#### Stored items:
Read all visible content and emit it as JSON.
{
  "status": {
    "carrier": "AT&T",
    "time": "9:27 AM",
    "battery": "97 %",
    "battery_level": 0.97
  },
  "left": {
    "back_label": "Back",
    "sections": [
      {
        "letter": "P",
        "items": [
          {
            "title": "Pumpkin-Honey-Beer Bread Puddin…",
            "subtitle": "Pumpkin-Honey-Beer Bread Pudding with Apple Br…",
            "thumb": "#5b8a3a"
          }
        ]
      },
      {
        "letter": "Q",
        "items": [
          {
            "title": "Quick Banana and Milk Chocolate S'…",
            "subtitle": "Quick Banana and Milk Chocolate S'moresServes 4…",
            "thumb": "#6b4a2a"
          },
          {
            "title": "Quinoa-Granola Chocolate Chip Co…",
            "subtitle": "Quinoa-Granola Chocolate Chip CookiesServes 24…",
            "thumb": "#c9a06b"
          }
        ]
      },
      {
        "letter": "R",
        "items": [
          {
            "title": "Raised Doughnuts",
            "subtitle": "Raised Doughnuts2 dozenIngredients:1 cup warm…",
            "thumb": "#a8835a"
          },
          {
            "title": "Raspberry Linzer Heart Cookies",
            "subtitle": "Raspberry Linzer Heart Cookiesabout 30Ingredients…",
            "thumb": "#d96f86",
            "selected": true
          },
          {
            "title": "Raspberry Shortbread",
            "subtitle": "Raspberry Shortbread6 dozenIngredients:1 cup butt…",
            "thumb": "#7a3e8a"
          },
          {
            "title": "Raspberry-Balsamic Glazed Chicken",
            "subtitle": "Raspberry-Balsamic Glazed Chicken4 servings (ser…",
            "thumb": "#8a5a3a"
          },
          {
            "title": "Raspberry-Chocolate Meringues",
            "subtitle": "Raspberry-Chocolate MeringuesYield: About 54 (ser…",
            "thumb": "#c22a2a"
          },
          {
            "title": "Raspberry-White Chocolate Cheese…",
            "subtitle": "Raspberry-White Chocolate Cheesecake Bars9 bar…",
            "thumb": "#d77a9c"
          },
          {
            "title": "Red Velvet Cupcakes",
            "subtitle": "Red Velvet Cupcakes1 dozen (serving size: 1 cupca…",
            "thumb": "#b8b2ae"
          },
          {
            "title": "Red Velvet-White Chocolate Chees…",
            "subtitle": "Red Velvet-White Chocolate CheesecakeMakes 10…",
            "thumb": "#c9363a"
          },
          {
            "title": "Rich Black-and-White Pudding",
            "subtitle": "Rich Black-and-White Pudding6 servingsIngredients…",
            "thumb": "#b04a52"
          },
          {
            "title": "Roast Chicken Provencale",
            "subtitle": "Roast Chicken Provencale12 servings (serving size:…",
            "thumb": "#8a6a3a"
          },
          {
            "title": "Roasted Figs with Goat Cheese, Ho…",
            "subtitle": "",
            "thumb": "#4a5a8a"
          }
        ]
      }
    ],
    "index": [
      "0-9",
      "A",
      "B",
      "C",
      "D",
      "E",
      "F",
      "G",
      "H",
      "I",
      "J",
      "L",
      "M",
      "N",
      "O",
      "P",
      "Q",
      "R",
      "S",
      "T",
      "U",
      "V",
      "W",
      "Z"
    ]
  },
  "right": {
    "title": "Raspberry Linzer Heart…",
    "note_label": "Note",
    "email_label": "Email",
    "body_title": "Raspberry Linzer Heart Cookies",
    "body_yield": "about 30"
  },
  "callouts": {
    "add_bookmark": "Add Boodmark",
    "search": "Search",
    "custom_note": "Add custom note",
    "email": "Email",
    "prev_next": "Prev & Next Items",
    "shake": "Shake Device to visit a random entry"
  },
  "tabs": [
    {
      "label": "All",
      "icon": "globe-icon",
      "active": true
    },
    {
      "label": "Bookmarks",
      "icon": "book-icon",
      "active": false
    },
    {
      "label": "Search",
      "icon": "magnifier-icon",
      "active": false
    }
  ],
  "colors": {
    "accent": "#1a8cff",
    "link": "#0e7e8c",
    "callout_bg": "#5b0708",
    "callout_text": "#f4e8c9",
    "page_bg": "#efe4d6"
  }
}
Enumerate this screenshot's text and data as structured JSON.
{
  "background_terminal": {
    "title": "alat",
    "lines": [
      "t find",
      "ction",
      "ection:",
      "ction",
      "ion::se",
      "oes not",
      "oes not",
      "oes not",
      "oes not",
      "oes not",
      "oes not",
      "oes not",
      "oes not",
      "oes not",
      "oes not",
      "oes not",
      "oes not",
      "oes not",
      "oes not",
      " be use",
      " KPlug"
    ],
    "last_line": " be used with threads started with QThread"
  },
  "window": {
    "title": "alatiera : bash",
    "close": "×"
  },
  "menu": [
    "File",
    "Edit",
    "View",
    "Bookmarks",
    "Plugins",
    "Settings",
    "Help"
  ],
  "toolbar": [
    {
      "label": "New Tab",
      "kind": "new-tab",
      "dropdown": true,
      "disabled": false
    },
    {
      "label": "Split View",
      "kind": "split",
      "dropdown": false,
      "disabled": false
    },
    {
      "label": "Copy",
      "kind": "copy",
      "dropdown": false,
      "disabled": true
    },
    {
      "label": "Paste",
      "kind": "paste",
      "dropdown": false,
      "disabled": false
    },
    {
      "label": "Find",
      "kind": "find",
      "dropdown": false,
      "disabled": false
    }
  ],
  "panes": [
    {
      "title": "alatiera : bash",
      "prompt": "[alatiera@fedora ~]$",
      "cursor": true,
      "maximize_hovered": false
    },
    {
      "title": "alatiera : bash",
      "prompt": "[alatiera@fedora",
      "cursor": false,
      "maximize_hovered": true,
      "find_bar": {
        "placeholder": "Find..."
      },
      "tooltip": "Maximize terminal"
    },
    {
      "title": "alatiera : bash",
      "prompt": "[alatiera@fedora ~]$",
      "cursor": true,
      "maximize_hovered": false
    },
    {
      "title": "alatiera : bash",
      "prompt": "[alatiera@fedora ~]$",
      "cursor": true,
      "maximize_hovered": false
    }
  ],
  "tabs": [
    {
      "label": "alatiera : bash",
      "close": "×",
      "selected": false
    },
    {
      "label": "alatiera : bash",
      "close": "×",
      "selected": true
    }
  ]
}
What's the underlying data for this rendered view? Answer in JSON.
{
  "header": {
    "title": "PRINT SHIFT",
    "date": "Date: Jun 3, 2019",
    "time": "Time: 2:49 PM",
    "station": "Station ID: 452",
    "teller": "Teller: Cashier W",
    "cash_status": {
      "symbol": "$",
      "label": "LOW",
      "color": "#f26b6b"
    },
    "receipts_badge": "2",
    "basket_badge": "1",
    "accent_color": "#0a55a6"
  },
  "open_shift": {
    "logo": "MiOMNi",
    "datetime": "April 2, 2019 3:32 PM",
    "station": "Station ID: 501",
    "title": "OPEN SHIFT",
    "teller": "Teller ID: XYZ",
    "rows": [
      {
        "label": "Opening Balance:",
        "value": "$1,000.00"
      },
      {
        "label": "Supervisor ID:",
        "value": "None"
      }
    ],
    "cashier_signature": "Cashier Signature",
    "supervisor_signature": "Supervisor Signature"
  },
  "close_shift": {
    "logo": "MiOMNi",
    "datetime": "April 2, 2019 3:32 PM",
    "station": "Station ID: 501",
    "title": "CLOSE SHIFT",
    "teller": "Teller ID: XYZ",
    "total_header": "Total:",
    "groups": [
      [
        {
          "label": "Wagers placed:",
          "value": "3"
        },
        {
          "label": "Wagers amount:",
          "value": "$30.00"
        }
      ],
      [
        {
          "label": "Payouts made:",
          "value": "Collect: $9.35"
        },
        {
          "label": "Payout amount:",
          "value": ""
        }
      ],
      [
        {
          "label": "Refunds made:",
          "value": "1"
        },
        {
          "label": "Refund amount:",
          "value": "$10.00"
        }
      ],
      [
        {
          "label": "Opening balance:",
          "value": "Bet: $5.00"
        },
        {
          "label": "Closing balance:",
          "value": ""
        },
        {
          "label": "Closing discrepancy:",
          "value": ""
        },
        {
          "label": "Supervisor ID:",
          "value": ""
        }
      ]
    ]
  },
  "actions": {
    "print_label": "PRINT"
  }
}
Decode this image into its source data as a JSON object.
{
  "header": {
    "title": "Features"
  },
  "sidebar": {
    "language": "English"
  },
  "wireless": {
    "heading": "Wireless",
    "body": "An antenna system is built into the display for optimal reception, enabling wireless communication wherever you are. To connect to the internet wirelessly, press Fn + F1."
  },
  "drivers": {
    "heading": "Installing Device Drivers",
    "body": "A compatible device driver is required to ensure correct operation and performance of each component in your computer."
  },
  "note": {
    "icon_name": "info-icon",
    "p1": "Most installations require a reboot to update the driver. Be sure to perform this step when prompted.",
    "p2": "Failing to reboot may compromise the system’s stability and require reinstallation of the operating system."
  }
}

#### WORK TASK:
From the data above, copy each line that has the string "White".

#### THE COMPLETED TASK:
            "title": "Raspberry-White Chocolate Cheese…",
            "subtitle": "Raspberry-White Chocolate Cheesecake Bars9 bar…",
            "title": "Red Velvet-White Chocolate Chees…",
            "subtitle": "Red Velvet-White Chocolate CheesecakeMakes 10…",
            "title": "Rich Black-and-White Pudding",
            "subtitle": "Rich Black-and-White Pudding6 servingsIngredients…",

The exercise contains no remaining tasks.